  1. Mick Mulvaney fired all 25 members of the Consumer Financial Protection Bureau's advisory board days after some of the members criticized his leadership as acting director of the watchdog agency. The CFPB plans to revamp the Consumer Advisory Board in the fall by hiring all new members. "The outspoken members of the Consumer Advisory Board seem more concerned about protecting their taxpayer funded junkets to Washington, D.C., and being wined and dined by the Bureau than protecting consumers," said a spokesperson for the agency. (Washington Post)

  2. Commerce Secretary Wilbur Ross says the U.S. has signed a deal with Chinese telecom giant ZTE to end the crippling sanctions against the company.

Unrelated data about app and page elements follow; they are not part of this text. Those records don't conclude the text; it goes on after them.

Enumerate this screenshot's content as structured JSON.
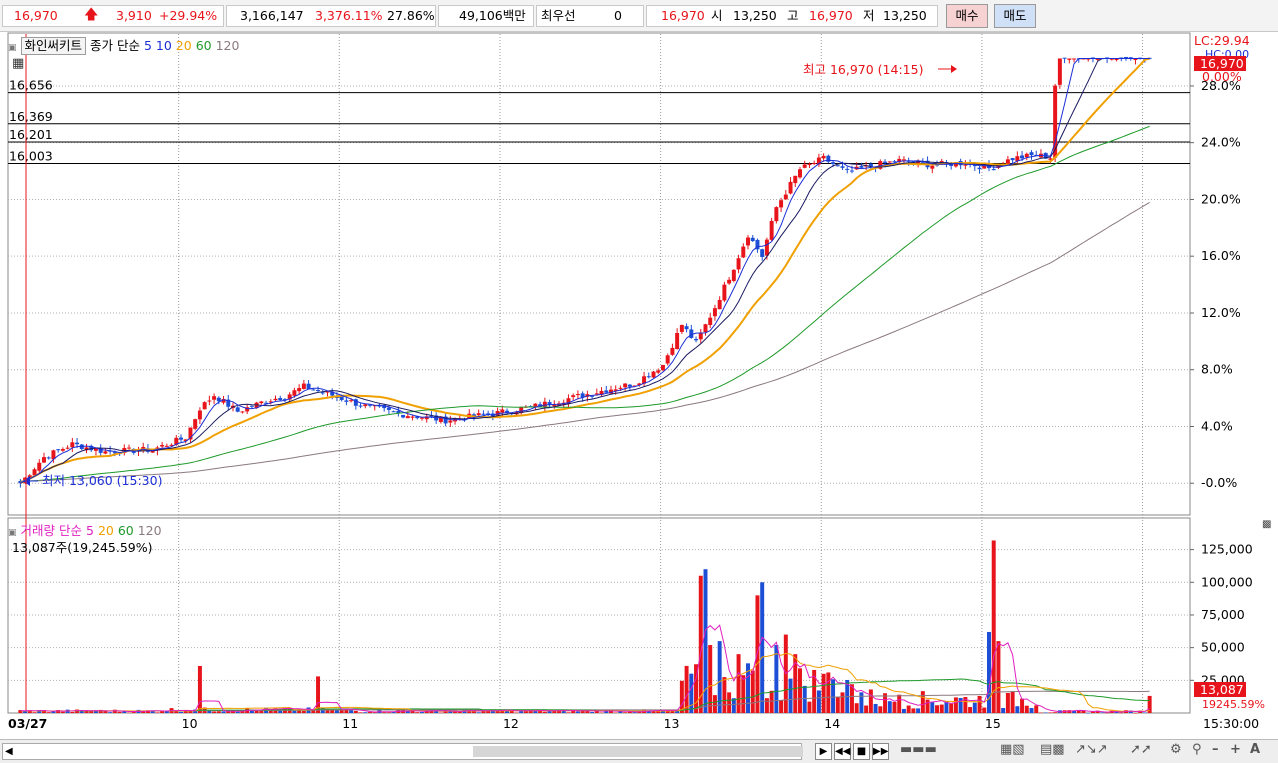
{
  "quote": {
    "price": "16,970",
    "change": "3,910",
    "change_pct": "+29.94%",
    "volume": "3,166,147",
    "volume_pct": "3,376.11%",
    "turnover_pct": "27.86%",
    "amount": "49,106백만",
    "priority_label": "최우선",
    "priority_value": "0",
    "price2": "16,970",
    "open_label": "시",
    "open": "13,250",
    "high_label": "고",
    "high": "16,970",
    "low_label": "저",
    "low": "13,250",
    "buy": "매수",
    "sell": "매도"
  },
  "price_legend": {
    "name": "화인써키트",
    "type": "종가 단순",
    "ma": [
      "5",
      "10",
      "20",
      "60",
      "120"
    ]
  },
  "volume_legend": {
    "name": "거래량",
    "type": "단순",
    "ma": [
      "5",
      "20",
      "60",
      "120"
    ],
    "current": "13,087주(19,245.59%)"
  },
  "colors": {
    "up": "#e8141b",
    "down": "#1c4fd6",
    "ma5": "#1c2fd6",
    "ma10": "#1a1a60",
    "ma20": "#f0a000",
    "ma60": "#1e9a2a",
    "ma120": "#8a7a80",
    "vma5": "#e020c0",
    "vma20": "#f0a000",
    "vma60": "#1e9a2a",
    "vma120": "#8a7a80"
  },
  "chart_data": [
    {
      "type": "candlestick",
      "title": "화인써키트",
      "x": [
        "03/27",
        "10",
        "11",
        "12",
        "13",
        "14",
        "15"
      ],
      "ylim": [
        12970,
        17140
      ],
      "y_ticks": [
        "-0.0%",
        "4.0%",
        "8.0%",
        "12.0%",
        "16.0%",
        "20.0%",
        "24.0%",
        "28.0%"
      ],
      "y_tick_prices": [
        13060,
        13582,
        14105,
        14627,
        15150,
        15672,
        16195,
        16717
      ],
      "horizontal_lines": [
        "16,656",
        "16,369",
        "16,201",
        "16,003"
      ],
      "horizontal_line_prices": [
        16656,
        16369,
        16201,
        16003
      ],
      "annotations": {
        "high": "최고 16,970 (14:15)",
        "low": "최저 13,060 (15:30)",
        "lc": "LC:29.94",
        "hc": "HC:0.00",
        "last": "16,970",
        "last_pct": "0.00%"
      },
      "close_anchors": [
        [
          0,
          13060
        ],
        [
          5,
          13300
        ],
        [
          11,
          13420
        ],
        [
          18,
          13350
        ],
        [
          28,
          13370
        ],
        [
          35,
          13480
        ],
        [
          38,
          13750
        ],
        [
          41,
          13870
        ],
        [
          46,
          13720
        ],
        [
          52,
          13820
        ],
        [
          56,
          13860
        ],
        [
          60,
          13950
        ],
        [
          66,
          13870
        ],
        [
          72,
          13780
        ],
        [
          80,
          13700
        ],
        [
          90,
          13640
        ],
        [
          100,
          13700
        ],
        [
          108,
          13760
        ],
        [
          116,
          13840
        ],
        [
          124,
          13920
        ],
        [
          130,
          13980
        ],
        [
          136,
          14150
        ],
        [
          140,
          14520
        ],
        [
          143,
          14350
        ],
        [
          147,
          14680
        ],
        [
          151,
          15050
        ],
        [
          154,
          15350
        ],
        [
          157,
          15150
        ],
        [
          160,
          15600
        ],
        [
          165,
          15950
        ],
        [
          170,
          16050
        ],
        [
          175,
          15920
        ],
        [
          180,
          15980
        ],
        [
          186,
          16030
        ],
        [
          193,
          15990
        ],
        [
          200,
          16010
        ],
        [
          205,
          15960
        ],
        [
          210,
          16050
        ],
        [
          215,
          16080
        ],
        [
          218,
          16060
        ],
        [
          219,
          16720
        ],
        [
          220,
          16970
        ],
        [
          240,
          16970
        ]
      ],
      "moving_averages": [
        "5",
        "10",
        "20",
        "60",
        "120"
      ]
    },
    {
      "type": "bar",
      "title": "거래량",
      "ylim": [
        0,
        140000
      ],
      "y_ticks": [
        "25,000",
        "50,000",
        "75,000",
        "100,000",
        "125,000"
      ],
      "y_tick_values": [
        25000,
        50000,
        75000,
        100000,
        125000
      ],
      "last_value": "13,087",
      "last_ratio": "19245.59%",
      "peaks": [
        [
          38,
          36000
        ],
        [
          63,
          28000
        ],
        [
          144,
          105000
        ],
        [
          145,
          110000
        ],
        [
          146,
          52000
        ],
        [
          148,
          55000
        ],
        [
          152,
          45000
        ],
        [
          154,
          38000
        ],
        [
          156,
          90000
        ],
        [
          157,
          100000
        ],
        [
          160,
          52000
        ],
        [
          162,
          60000
        ],
        [
          164,
          45000
        ],
        [
          170,
          30000
        ],
        [
          176,
          22000
        ],
        [
          180,
          18000
        ],
        [
          186,
          14000
        ],
        [
          205,
          62000
        ],
        [
          206,
          132000
        ],
        [
          207,
          55000
        ],
        [
          239,
          13087
        ]
      ],
      "moving_averages": [
        "5",
        "20",
        "60",
        "120"
      ]
    }
  ]
}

The deal includes a $1 billion penalty against ZTE and requires that U.S.-chosen compliance officers be placed inside the company. ZTE will also be required to change its board of directors and executive team within 30 days. (CNBC)

  3. The Trump administration will scale back how the federal government evaluates hundreds of potentially toxic chemicals. Instead of assessing the risk of potential chemical exposure in the air, ground or water, the EPA will focus on possible harm caused by direct contact. (New York Times)

  4. A U.S. district judge ordered the EPA to provide documents used by Scott Pruitt to claim that human behavior is not a "primary contributor" to climate change. (Scientific American / The Hill)

  5. The White House asked Scott Pruitt to stop visiting a West Wing restaurant. Pruitt has complained that EPA doesn't have a cafeteria of its own or private dining quarters. (Politico)

  6. Pruitt had his 24/7 security detail pick up his dry cleaning and help him find his favorite moisturizing lotion. The protective detail cost taxpayers nearly $3.5 million during Pruitt's first year on the job. (Washington Post)